## WHAT THIS TASK INVOLVES
Look through the material below. Copy each line that contains the string "image".

____________

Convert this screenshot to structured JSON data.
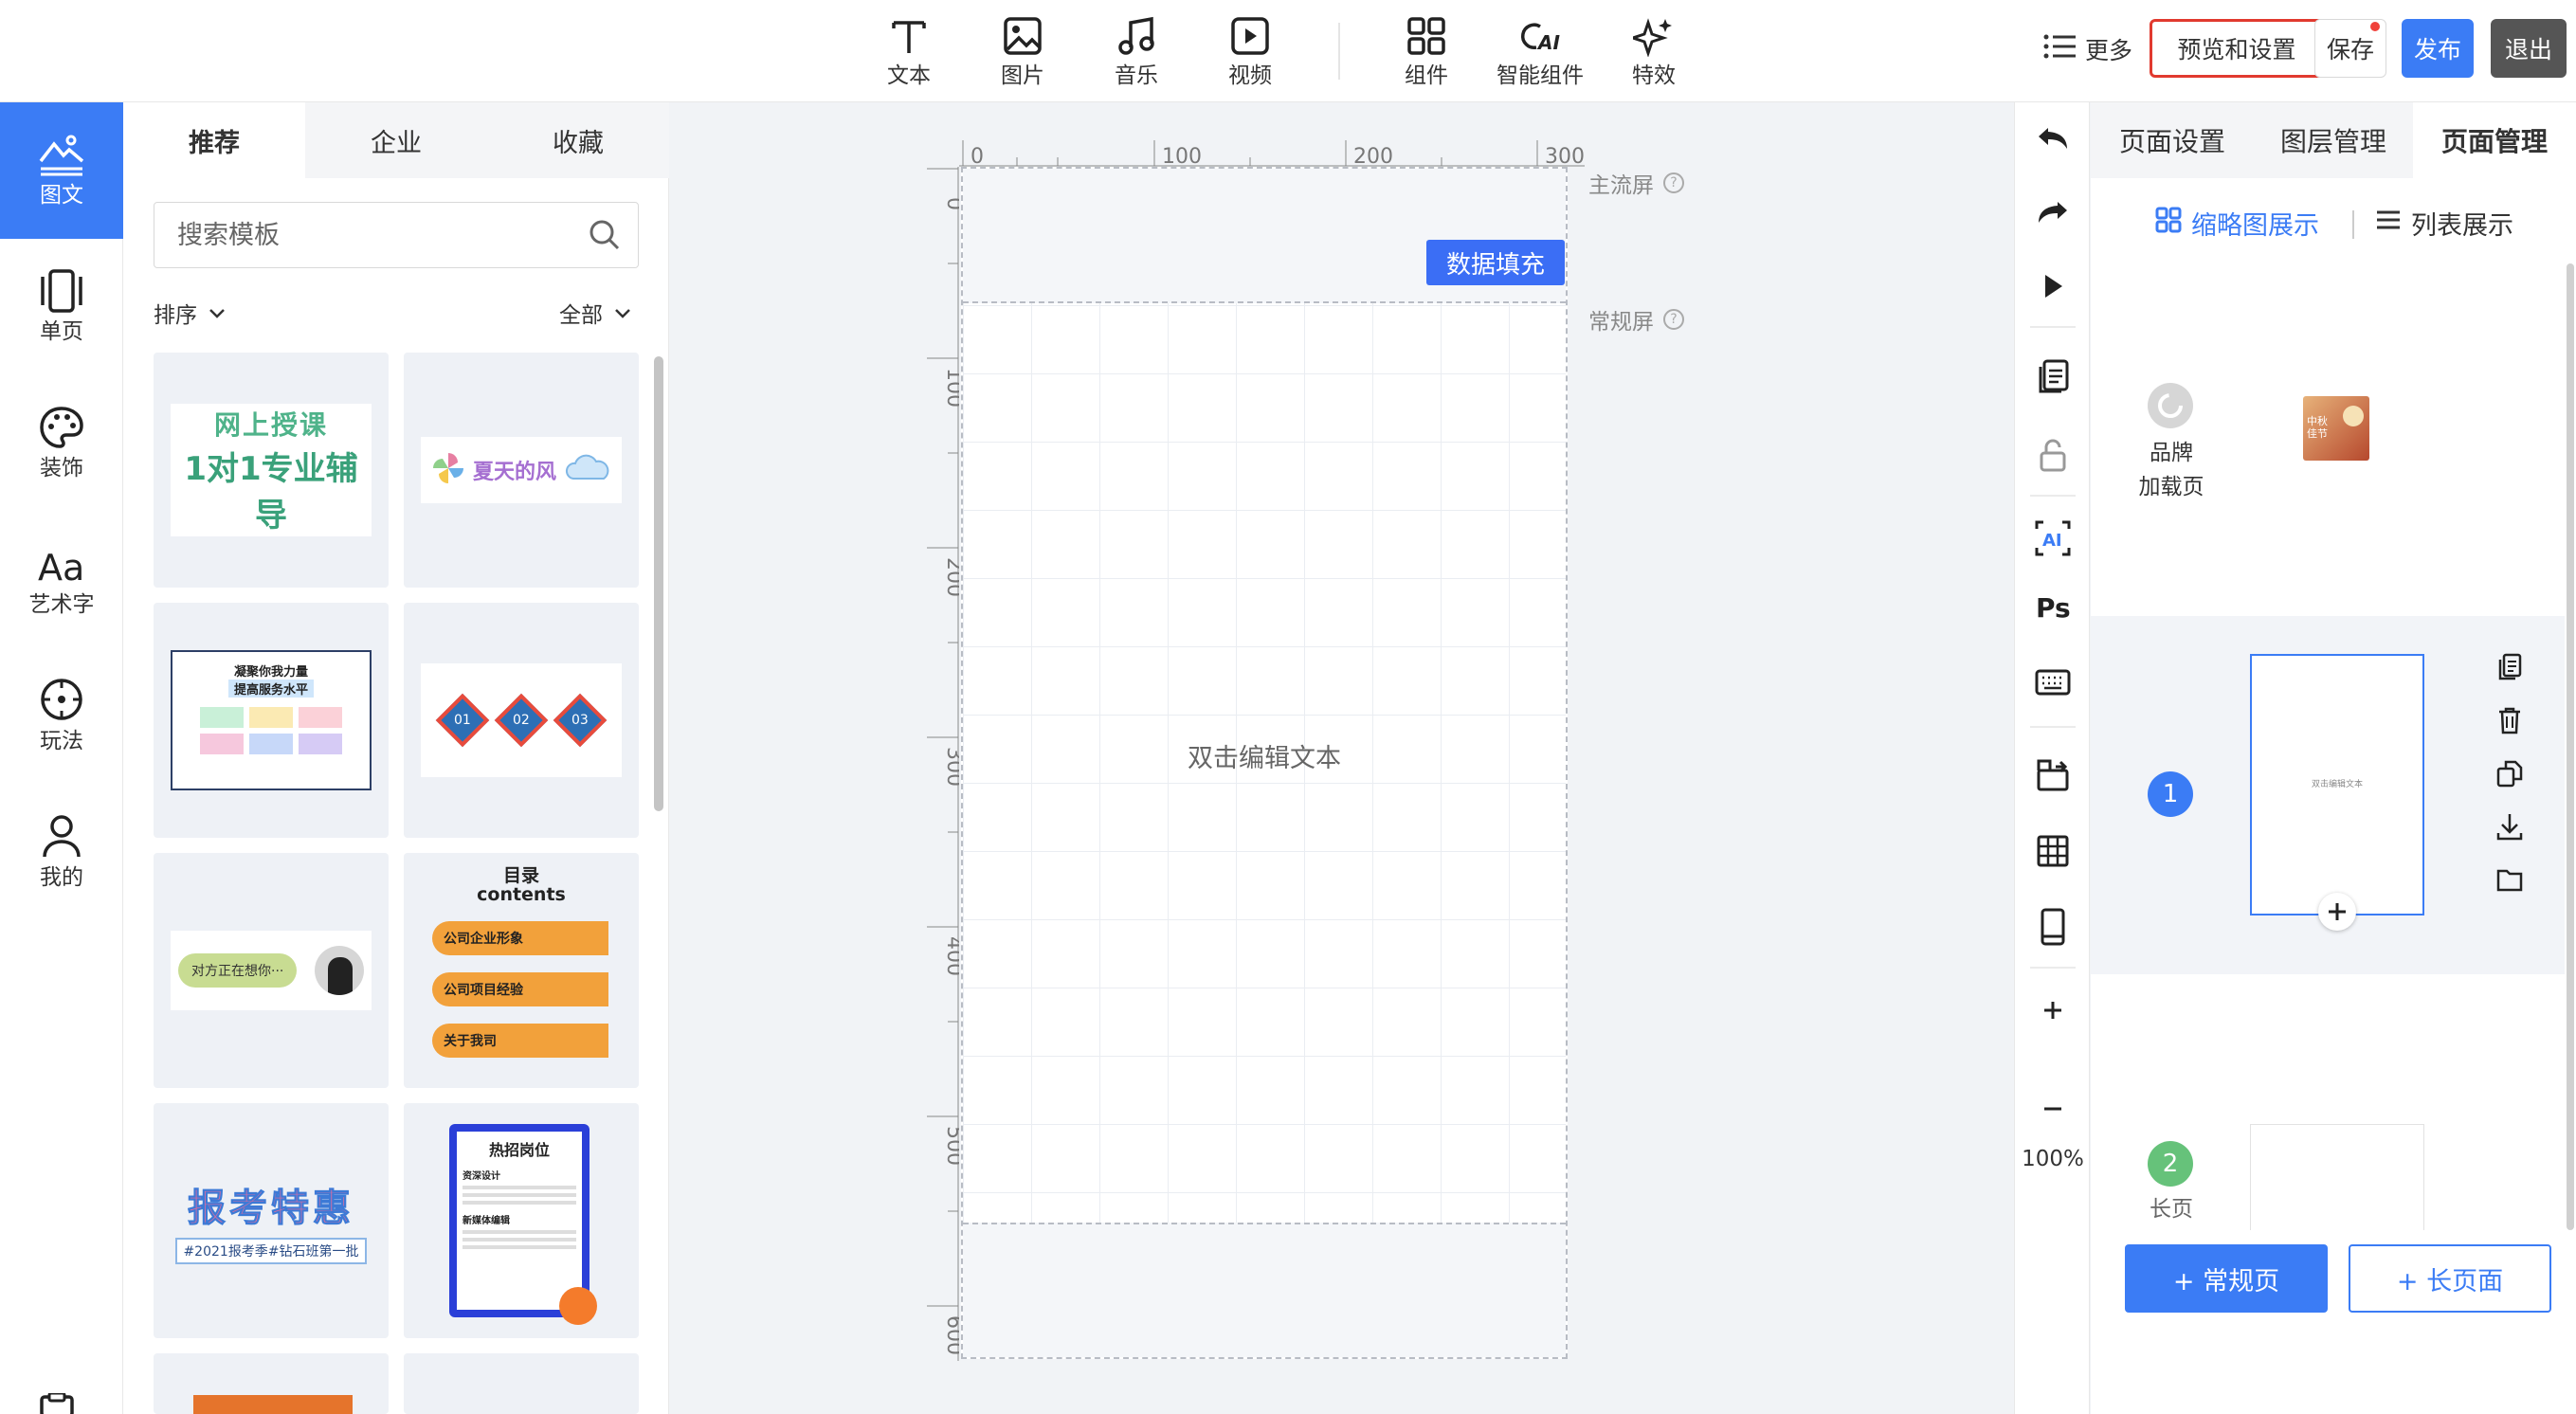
{
  "toolbar": {
    "tools": [
      {
        "label": "文本",
        "icon": "text-icon"
      },
      {
        "label": "图片",
        "icon": "image-icon"
      },
      {
        "label": "音乐",
        "icon": "music-icon"
      },
      {
        "label": "视频",
        "icon": "video-icon"
      },
      {
        "label": "组件",
        "icon": "components-icon"
      },
      {
        "label": "智能组件",
        "icon": "ai-component-icon"
      },
      {
        "label": "特效",
        "icon": "sparkle-icon"
      }
    ],
    "more_label": "更多",
    "preview_label": "预览和设置",
    "save_label": "保存",
    "publish_label": "发布",
    "exit_label": "退出"
  },
  "rail": {
    "items": [
      {
        "label": "图文",
        "icon": "image-text-icon",
        "active": true
      },
      {
        "label": "单页",
        "icon": "single-page-icon"
      },
      {
        "label": "装饰",
        "icon": "palette-icon"
      },
      {
        "label": "艺术字",
        "icon": "art-text-icon"
      },
      {
        "label": "玩法",
        "icon": "compass-icon"
      },
      {
        "label": "我的",
        "icon": "user-icon"
      }
    ]
  },
  "templates": {
    "tabs": [
      "推荐",
      "企业",
      "收藏"
    ],
    "search_placeholder": "搜索模板",
    "sort_label": "排序",
    "filter_label": "全部",
    "cards": [
      {
        "lines": [
          "网上授课",
          "1对1专业辅导"
        ]
      },
      {
        "lines": [
          "夏天的风"
        ]
      },
      {
        "lines": [
          "凝聚你我力量",
          "提高服务水平"
        ]
      },
      {
        "lines": [
          "01",
          "02",
          "03"
        ]
      },
      {
        "lines": [
          "对方正在想你···"
        ]
      },
      {
        "lines": [
          "目录",
          "contents",
          "公司企业形象",
          "公司项目经验",
          "关于我司"
        ]
      },
      {
        "lines": [
          "报考特惠",
          "#2021报考季#钻石班第一批"
        ]
      },
      {
        "lines": [
          "热招岗位",
          "资深设计",
          "新媒体编辑"
        ]
      }
    ]
  },
  "canvas": {
    "ruler_h": [
      "0",
      "100",
      "200",
      "300"
    ],
    "ruler_v": [
      "0",
      "100",
      "200",
      "300",
      "400",
      "500",
      "600"
    ],
    "fill_button": "数据填充",
    "edit_text": "双击编辑文本",
    "main_screen_label": "主流屏",
    "normal_screen_label": "常规屏"
  },
  "right_tools": {
    "zoom": "100%"
  },
  "page_manager": {
    "tabs": [
      "页面设置",
      "图层管理",
      "页面管理"
    ],
    "view_thumb": "缩略图展示",
    "view_list": "列表展示",
    "brand_label_1": "品牌",
    "brand_label_2": "加载页",
    "brand_thumb_text": "中秋佳节",
    "page1_number": "1",
    "page1_thumb_text": "双击编辑文本",
    "page2_number": "2",
    "page2_label": "长页",
    "add_normal": "+ 常规页",
    "add_long": "+ 长页面"
  },
  "colors": {
    "primary": "#3b7cf5",
    "highlight_border": "#e13a2f",
    "page2_badge": "#66c27a"
  }
}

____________

## RESULT OF THIS EXERCISE
        "icon": "image-icon"
        "icon": "image-text-icon",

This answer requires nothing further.